“This is a Recording for Living in a Fulltime Era (L.I.F.E.)”
One of the best songs on the LP, the tune finds De La Soul hitting back yet again. Pos and Trugoy cement their relationship and let critics know that they stand together, bringing the D.A.I.S.Y. age style to the table. Also, a really great example of how the group would use very intricate poetic rhyme schemes to hammer home their points. Throughout the album they rarely hew to standard 4/4 rhyme conventions— typically what you might think of when you think of rapping— but here is one of the most most glaring example. De La were amazing writers.
“I Can Do Anything (Delacratic)”
Over a beatbox (remember that?), some crafty options for what being a Delacrat might entail.
As if De La hadn’t hammered their point home yet, they come back with one more song— a last hurrah, if you will— just to hammer home what they’re all about.
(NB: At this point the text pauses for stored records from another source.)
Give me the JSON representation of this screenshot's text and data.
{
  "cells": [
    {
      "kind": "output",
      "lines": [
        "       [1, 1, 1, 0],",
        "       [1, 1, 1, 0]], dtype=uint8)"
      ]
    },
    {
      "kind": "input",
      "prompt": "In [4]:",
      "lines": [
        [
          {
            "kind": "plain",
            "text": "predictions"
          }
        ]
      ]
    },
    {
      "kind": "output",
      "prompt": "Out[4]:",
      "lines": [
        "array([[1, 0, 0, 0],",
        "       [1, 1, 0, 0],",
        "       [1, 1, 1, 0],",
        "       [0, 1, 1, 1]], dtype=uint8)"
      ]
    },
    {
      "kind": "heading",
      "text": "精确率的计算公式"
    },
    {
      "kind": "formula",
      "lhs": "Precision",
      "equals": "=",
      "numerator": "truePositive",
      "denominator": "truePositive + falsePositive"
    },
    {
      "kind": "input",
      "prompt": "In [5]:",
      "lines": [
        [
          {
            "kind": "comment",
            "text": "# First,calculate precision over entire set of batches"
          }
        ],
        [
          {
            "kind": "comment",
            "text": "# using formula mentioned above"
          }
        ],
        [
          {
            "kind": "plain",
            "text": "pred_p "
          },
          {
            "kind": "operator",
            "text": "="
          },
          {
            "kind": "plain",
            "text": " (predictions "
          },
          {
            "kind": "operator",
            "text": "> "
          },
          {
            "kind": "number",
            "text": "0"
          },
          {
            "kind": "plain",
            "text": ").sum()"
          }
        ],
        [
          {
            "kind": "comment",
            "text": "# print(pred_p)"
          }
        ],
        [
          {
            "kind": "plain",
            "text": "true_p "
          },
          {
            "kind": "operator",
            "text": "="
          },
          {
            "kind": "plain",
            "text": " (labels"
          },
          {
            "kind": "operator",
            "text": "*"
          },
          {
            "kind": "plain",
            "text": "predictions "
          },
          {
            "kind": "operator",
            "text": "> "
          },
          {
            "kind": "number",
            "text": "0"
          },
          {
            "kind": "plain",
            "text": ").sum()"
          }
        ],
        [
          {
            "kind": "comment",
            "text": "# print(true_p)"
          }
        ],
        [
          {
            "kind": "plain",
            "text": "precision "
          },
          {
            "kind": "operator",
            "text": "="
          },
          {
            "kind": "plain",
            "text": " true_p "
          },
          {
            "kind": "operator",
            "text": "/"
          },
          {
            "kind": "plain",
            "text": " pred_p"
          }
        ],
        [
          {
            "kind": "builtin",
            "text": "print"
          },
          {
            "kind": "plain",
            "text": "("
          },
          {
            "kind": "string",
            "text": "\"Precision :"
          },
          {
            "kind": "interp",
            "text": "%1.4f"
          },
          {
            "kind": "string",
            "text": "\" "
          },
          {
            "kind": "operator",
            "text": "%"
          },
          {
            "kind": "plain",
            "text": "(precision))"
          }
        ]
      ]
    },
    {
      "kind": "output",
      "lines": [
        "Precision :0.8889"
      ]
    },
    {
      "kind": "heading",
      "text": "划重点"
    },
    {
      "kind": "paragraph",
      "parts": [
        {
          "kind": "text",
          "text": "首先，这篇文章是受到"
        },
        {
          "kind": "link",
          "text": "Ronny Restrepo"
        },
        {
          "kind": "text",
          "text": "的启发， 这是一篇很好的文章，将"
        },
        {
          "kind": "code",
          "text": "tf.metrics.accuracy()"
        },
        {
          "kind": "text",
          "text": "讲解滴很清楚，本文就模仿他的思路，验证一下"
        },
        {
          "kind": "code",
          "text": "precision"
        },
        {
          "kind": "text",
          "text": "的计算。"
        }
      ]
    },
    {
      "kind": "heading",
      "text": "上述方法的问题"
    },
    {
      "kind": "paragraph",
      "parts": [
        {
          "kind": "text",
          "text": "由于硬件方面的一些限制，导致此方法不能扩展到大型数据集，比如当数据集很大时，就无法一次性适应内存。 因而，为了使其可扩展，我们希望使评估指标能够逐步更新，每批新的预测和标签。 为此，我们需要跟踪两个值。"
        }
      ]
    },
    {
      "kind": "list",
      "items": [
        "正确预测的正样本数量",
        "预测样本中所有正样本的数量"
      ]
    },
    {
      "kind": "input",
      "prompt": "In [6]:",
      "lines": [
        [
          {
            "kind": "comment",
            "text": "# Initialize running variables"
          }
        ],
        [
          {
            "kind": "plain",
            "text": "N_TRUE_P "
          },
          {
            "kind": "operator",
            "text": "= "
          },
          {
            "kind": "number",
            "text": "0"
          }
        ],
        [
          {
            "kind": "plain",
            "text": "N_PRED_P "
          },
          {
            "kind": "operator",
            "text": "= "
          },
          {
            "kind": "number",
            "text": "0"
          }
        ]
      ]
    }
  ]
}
They’re repping Amityville, Long Island and represent is a form of expression that comes from deep within the soul. D.A.I.S.Y. stands for “Da Inner Sound Ya’ll.” It comes from within, and don’t forget it.
“Plug Tunin’ (12″ version)”
The original 12″ version features lyrics that are much more complex and rhymes schemes more intricate, which allows that there may have been a small chance that the group was encouraged to dial back the intensity for the official single. Which one is better? That’s a tough question to answer. It makes the album even that much better, that there are both version present to choose from.